Cyberpunk 2077 is one of the most anticipated games of the year. As its November 19th release date approaches, the marketing has gone into overdrive, exploring the gangs of Night City, dropping DLC plans, and sharing glimpses on the world map. It sounds glorious, and it is, but all that hype has a cost. CD Projekt Red promised that there would be no more delays. They also promised to ease off their developers’ workload. As of writing, it appears these two promises have come into conflict. CD Projekt Red has officially made crunch time mandatory.

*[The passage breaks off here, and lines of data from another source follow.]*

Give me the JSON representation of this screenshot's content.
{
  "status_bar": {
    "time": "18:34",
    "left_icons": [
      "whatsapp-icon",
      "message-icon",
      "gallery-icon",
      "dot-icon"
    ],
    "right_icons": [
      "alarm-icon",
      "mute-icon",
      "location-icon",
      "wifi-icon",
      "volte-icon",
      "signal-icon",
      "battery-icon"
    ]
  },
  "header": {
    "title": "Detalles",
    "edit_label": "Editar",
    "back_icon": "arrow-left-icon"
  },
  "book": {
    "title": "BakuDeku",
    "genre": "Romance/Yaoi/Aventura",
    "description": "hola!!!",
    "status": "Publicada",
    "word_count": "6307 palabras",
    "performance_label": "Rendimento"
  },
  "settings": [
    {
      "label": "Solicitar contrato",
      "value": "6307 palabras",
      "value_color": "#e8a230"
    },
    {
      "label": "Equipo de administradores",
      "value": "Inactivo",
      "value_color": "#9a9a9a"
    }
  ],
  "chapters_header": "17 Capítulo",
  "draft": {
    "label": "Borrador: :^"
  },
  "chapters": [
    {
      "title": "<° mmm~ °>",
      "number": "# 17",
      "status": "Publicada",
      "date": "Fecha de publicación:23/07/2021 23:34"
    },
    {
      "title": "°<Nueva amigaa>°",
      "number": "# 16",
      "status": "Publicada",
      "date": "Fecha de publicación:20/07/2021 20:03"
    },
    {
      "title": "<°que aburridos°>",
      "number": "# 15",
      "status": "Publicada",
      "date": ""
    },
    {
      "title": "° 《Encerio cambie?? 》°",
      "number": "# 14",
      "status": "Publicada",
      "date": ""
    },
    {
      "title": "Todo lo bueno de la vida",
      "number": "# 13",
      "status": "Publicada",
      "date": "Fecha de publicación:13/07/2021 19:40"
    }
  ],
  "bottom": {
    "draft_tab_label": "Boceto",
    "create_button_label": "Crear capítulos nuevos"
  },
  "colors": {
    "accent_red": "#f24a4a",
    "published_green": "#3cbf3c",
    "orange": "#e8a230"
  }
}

What does that mean, exactly? Well, for the purposes of Cyberpunk 2077, it means the devs are working an extra day on the weekend and have been doing night shifts for a year, though they will be paid for their effort. All right, that sounds unpleasant, but it’s for a good cause, and CD Projekt Red has also committed to sharing 10% of their yearly profits with the dev team. So what’s the problem? There isn’t one, until you zoom out and look at the gaming industry as a whole and realize that this isn’t a one-off case. To many developers, crunch time is just business as usual. That’s the problem. Gamers have seen so many reports on the poor working conditions in major studios that it’s painful to consider the issue. There aren’t any good guys to root for, unless you’re counting tiny indie studios, and even then they’re probably working around the clock because games–get this–are hard to make. This doesn’t make knowing that the people who made your favourite games were suffering any easier.
CD Projekt Red promised to treat its employees more humanely and it failed to keep its word. Studio head Adam Badowski acknowledged that failure in an email to all staff: “I take it upon myself to receive the full backlash for the decision. I know this is in direct opposition to what we’ve said about crunch. It’s also in direct opposition to what I personally grew to believe a while back – that crunch should never be the answer. But we’ve extended all other possible means of navigating the situation.”
What can we actually do about this? That’s between us gamers and the game studios in question–or, more realistically, our wallets and said studios. It’s ironically fitting that a game called ‘cyberpunk’ is being launched to concerns about employee mistreatment and whether better products are worth human suffering.